Dynamic pricing is a crucial tool for any small to mid-sized business owner to increase revenue. Using this strategy takes a lot of thorough research and taking advantage of market trends, examining past sales, and keeping up with consumer demand and the competition in real-time.
So, what is dynamic pricing? Simply put, it is the process of raising or lowering the costs of products based on customer interest, the seasons and holidays, release dates, and other factors.
For instance, snow shovels, holiday cards, and chocolates are in peak demand in November and December. Using this strategy, a merchant would raise prices on these products during those months to benefit from increased demand and a captive consumer base. Conversely, business owners may use this approach to lower the costs on items whose time has passed, such as leftover beach blankets and mosquito repellent from the summer.
When you change costs based on dynamic pricing in your brick-and-mortar store, don’t forget to reflect these changes in your online shop and sales app. Feature your pricing items prominently. Consider sales displays at the front of the store and in the back of brick-and-mortar establishments. They should also be front and center on your website’s homepage or your sales App.
Like all business strategies, this requires a solid foundation to produce a positive result. Here are steps to make your business successful with the ultimate guide to pricing your products:
The first step to implementing a strategy is studying shoppers’ buying habits over the past few weeks, months, and years. This is where having a modern Point of Service (POS) program is highly beneficial. Premiere companies like National Retail Solutions (NRS) offer POS tools such as remote inventory and sales tracking that provide small business owners easy access to supply and demand for their products. Examining what items sold the most or least is when a business owner can best understand market fluctuation among their customers and plan on when to increase or decrease prices through dynamic pricing for small businesses.
When instituting dynamic pricing, it is essential to consider your customer base’s relative wealth. If your business, for example, is located in an underserved population, don’t make the mistake of expanding prices to the point that your loyal customers forego the purchase and get nervous that your establishment is becoming unaffordable. React on the fly. Once you increase based on dynamic pricing, you can always change back to the regular price, or a reduced sales point, if need be. That’s the beauty of dynamic pricing: it is flexible.
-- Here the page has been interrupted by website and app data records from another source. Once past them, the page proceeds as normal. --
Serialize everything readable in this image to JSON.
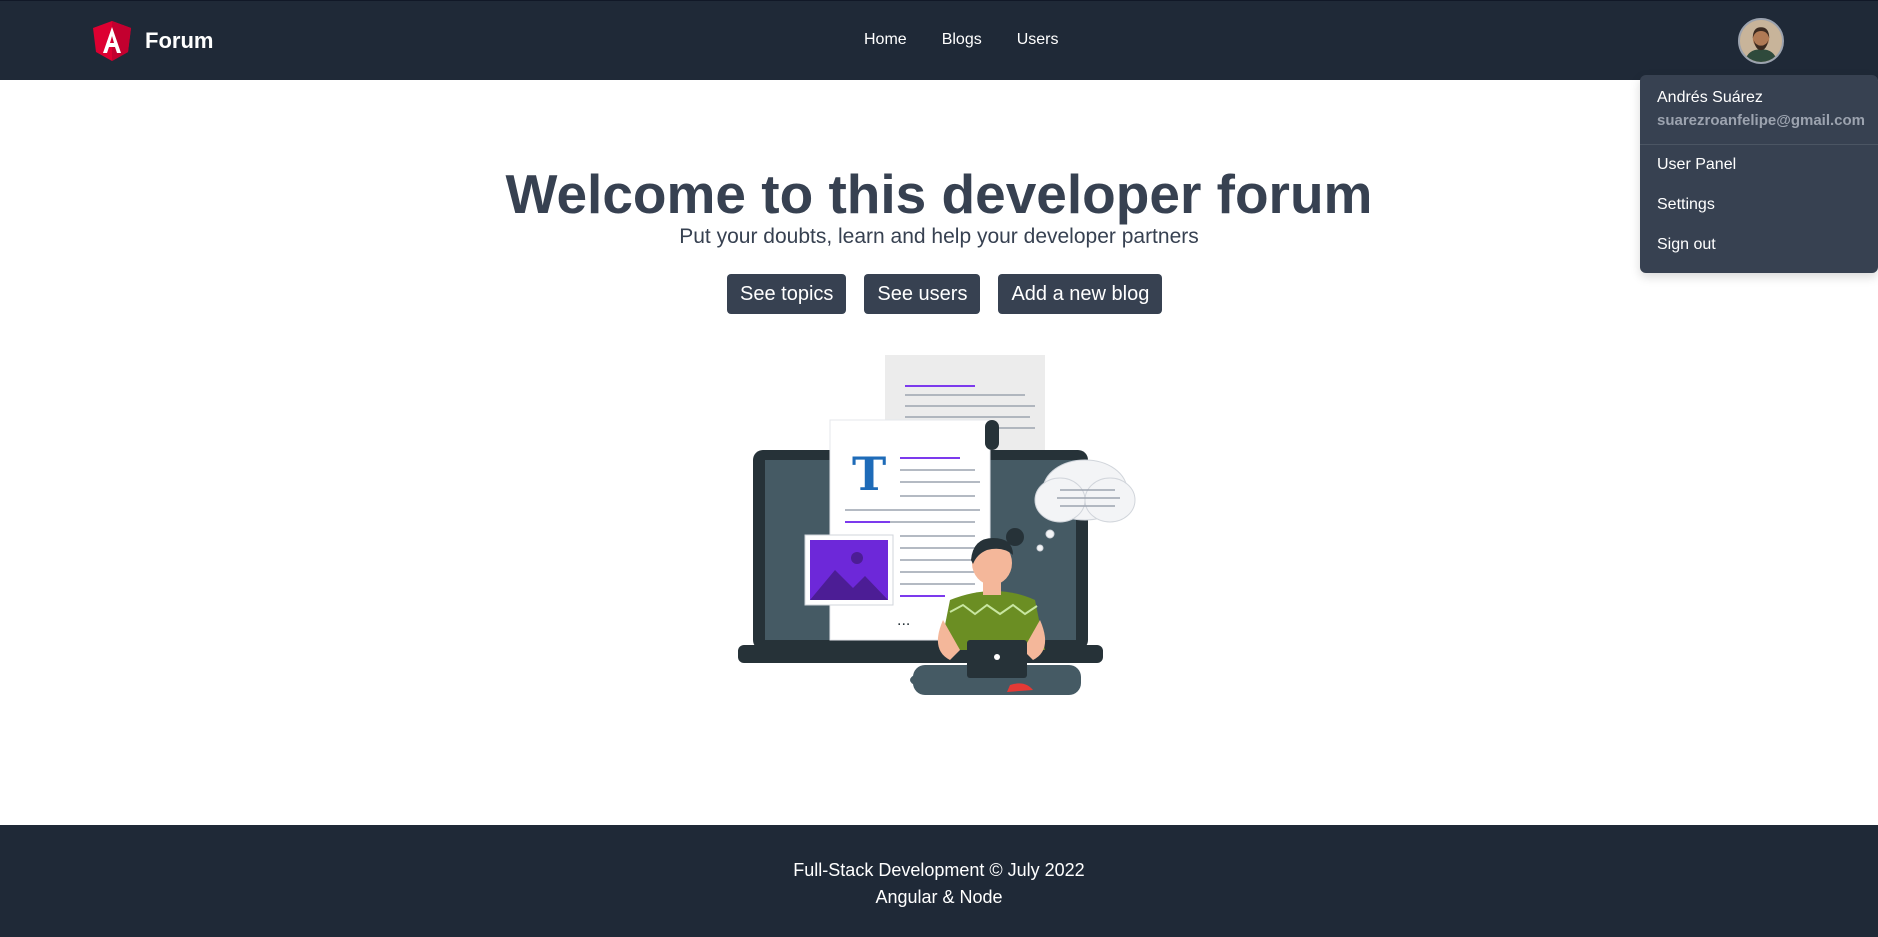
{
  "brand": {
    "name": "Forum",
    "logo_icon": "angular-logo-icon"
  },
  "nav": {
    "links": [
      {
        "label": "Home"
      },
      {
        "label": "Blogs"
      },
      {
        "label": "Users"
      }
    ]
  },
  "user_menu": {
    "name": "Andrés Suárez",
    "email": "suarezroanfelipe@gmail.com",
    "items": [
      {
        "label": "User Panel"
      },
      {
        "label": "Settings"
      },
      {
        "label": "Sign out"
      }
    ]
  },
  "hero": {
    "title": "Welcome to this developer forum",
    "subtitle": "Put your doubts, learn and help your developer partners",
    "buttons": [
      {
        "label": "See topics"
      },
      {
        "label": "See users"
      },
      {
        "label": "Add a new blog"
      }
    ],
    "illustration_letter": "T",
    "illustration_ellipsis": "..."
  },
  "footer": {
    "line1": "Full-Stack Development © July 2022",
    "line2": "Angular & Node"
  },
  "colors": {
    "navbar": "#1f2937",
    "dropdown": "#374151",
    "button": "#374151",
    "accent_logo": "#dd0031",
    "illustration_purple": "#7c3aed"
  }
}
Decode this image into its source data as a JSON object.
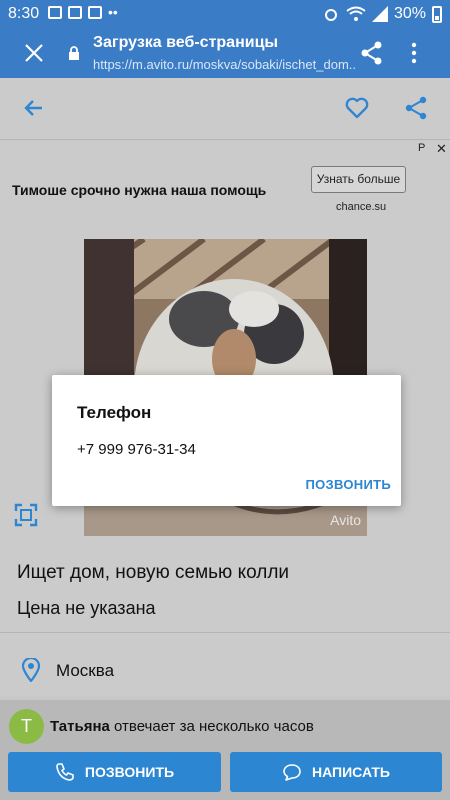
{
  "status_bar": {
    "time": "8:30",
    "battery": "30%"
  },
  "browser": {
    "title": "Загрузка веб-страницы",
    "url": "https://m.avito.ru/moskva/sobaki/ischet_dom..."
  },
  "ad": {
    "text": "Тимоше срочно нужна наша помощь",
    "button": "Узнать больше",
    "domain": "chance.su",
    "mark": "Р",
    "close": "✕"
  },
  "photo": {
    "watermark": "Avito"
  },
  "listing": {
    "title": "Ищет дом, новую семью колли",
    "price": "Цена не указана",
    "city": "Москва"
  },
  "seller": {
    "initial": "Т",
    "name": "Татьяна",
    "response": " отвечает за несколько часов"
  },
  "actions": {
    "call": "ПОЗВОНИТЬ",
    "write": "НАПИСАТЬ"
  },
  "dialog": {
    "title": "Телефон",
    "phone": "+7 999 976-31-34",
    "action": "ПОЗВОНИТЬ"
  },
  "colors": {
    "accent": "#2d86d2",
    "toolbar": "#3a7cc6",
    "avatar": "#8bbb45"
  }
}
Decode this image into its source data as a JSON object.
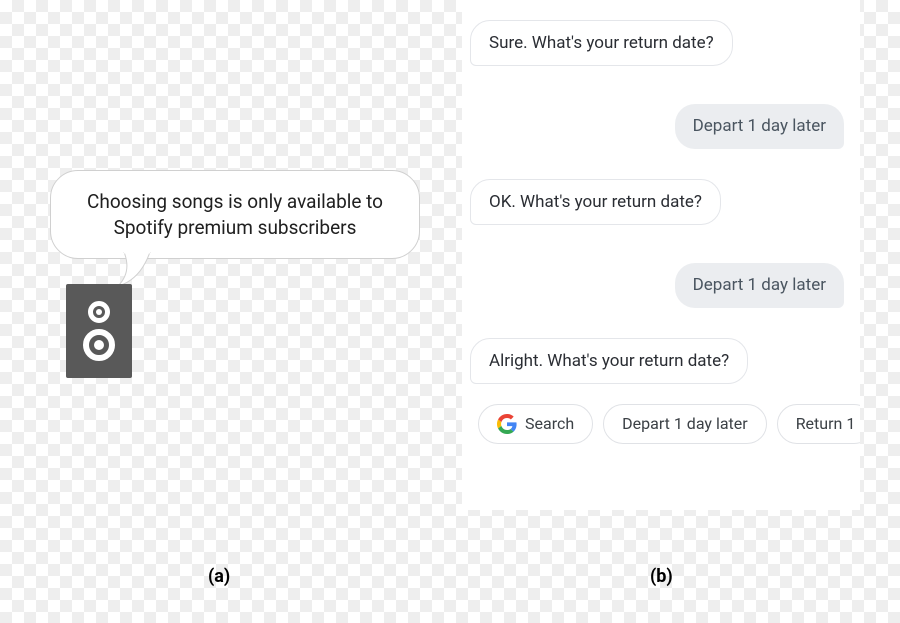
{
  "panel_a": {
    "bubble_line1": "Choosing songs is only available to",
    "bubble_line2": "Spotify premium subscribers",
    "caption": "(a)"
  },
  "panel_b": {
    "messages": [
      {
        "side": "left",
        "role": "bot",
        "text": "Sure. What's your return date?"
      },
      {
        "side": "right",
        "role": "user",
        "text": "Depart 1 day later"
      },
      {
        "side": "left",
        "role": "bot",
        "text": "OK. What's your return date?"
      },
      {
        "side": "right",
        "role": "user",
        "text": "Depart 1 day later"
      },
      {
        "side": "left",
        "role": "bot",
        "text": "Alright. What's your return date?"
      }
    ],
    "chips": {
      "search": "Search",
      "depart": "Depart 1 day later",
      "return_partial": "Return 1"
    },
    "caption": "(b)"
  }
}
An important decision on dynamic pricing for small businesses is when to roll out new price points. For instance, a company that wants to raise prices on holiday cards should not wait until December to do so. The big shopping days start around Black Friday and right after Memorial Day and the 4th of July weekend. Regarding brand-new items, dynamic pricing can differ within a week or two. For example, a hardware store selling the latest and greatest lawnmower may want to increase the price upon release. Some consumers will always want to get the latest items immediately and won’t mind paying more. Psychologically, this strategy works and will make some shoppers think that more expensive items equal better quality. However, if the competition sees this and tries to undercut your sales by lowering their costs, you may have to cut prices to keep up.
For many small businesses, the changing seasons determine dynamic pricing strategy. The general rule is to increase prices on items when they are in season, as they’ll see the highest demand. Your loyal customers would be willing to pay more at their favorite store for a snow shovel in December or grilling equipment in July than during the off-season. Stores can also raise prices according to the holidays. For instance, you’ll want to heighten the ceiling on prices for Easter candy, Christmas decorations, and July 4th-themed items in the lead-up to those days. Additional examples of the seasons affecting this include hardware stores raising prices on rakes and work gloves in the spring and fall.
Do not change the cost of everyday items; this gives the perception of price gauging. As Global management consulting firm McKinsey & Company reports, the COVID pandemic is not a time to raise personal protective devices or hand sanitizer prices. In addition, if you see spaghetti sauce selling for more than usual, that does not mean you should raise the price. Customers will understand price increases on seasonal items but will be left confused when regular household staples rise in price. In this case, this will give the customer the impression of a random increase, and they’ll be left questioning how you operate your store.
Dynamic pricing is an exciting aspect of running a small business, and it keeps merchants on their toes and gives incentive for them to do their homework and always stay aware of the competition. By following the pointers above, proprietors will be well on their way to increasing profits and being a successful business.